_EXCERPTED RECORDS_
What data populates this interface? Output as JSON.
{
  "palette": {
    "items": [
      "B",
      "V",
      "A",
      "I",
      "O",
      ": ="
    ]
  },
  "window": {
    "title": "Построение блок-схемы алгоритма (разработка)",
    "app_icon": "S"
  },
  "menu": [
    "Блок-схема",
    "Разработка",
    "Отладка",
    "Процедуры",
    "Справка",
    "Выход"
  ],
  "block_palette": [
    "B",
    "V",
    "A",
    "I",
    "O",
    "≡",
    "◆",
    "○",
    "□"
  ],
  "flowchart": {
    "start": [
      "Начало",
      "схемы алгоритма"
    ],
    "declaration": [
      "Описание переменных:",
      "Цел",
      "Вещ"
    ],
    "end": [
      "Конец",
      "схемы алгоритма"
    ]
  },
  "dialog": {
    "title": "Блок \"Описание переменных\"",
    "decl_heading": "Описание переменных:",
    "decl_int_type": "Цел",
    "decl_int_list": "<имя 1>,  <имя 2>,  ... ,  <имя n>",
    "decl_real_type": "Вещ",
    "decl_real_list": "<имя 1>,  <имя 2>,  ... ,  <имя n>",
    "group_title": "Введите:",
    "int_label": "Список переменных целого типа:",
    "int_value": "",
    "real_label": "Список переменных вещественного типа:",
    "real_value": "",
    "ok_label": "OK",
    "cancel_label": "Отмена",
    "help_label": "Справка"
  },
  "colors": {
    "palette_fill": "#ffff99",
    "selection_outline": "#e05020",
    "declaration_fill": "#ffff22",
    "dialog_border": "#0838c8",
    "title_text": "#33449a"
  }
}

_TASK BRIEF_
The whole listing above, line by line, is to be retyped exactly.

_REPLY_
What data populates this interface? Output as JSON.
{
  "palette": {
    "items": [
      "B",
      "V",
      "A",
      "I",
      "O",
      ": ="
    ]
  },
  "window": {
    "title": "Построение блок-схемы алгоритма (разработка)",
    "app_icon": "S"
  },
  "menu": [
    "Блок-схема",
    "Разработка",
    "Отладка",
    "Процедуры",
    "Справка",
    "Выход"
  ],
  "block_palette": [
    "B",
    "V",
    "A",
    "I",
    "O",
    "≡",
    "◆",
    "○",
    "□"
  ],
  "flowchart": {
    "start": [
      "Начало",
      "схемы алгоритма"
    ],
    "declaration": [
      "Описание переменных:",
      "Цел",
      "Вещ"
    ],
    "end": [
      "Конец",
      "схемы алгоритма"
    ]
  },
  "dialog": {
    "title": "Блок \"Описание переменных\"",
    "decl_heading": "Описание переменных:",
    "decl_int_type": "Цел",
    "decl_int_list": "<имя 1>,  <имя 2>,  ... ,  <имя n>",
    "decl_real_type": "Вещ",
    "decl_real_list": "<имя 1>,  <имя 2>,  ... ,  <имя n>",
    "group_title": "Введите:",
    "int_label": "Список переменных целого типа:",
    "int_value": "",
    "real_label": "Список переменных вещественного типа:",
    "real_value": "",
    "ok_label": "OK",
    "cancel_label": "Отмена",
    "help_label": "Справка"
  },
  "colors": {
    "palette_fill": "#ffff99",
    "selection_outline": "#e05020",
    "declaration_fill": "#ffff22",
    "dialog_border": "#0838c8",
    "title_text": "#33449a"
  }
}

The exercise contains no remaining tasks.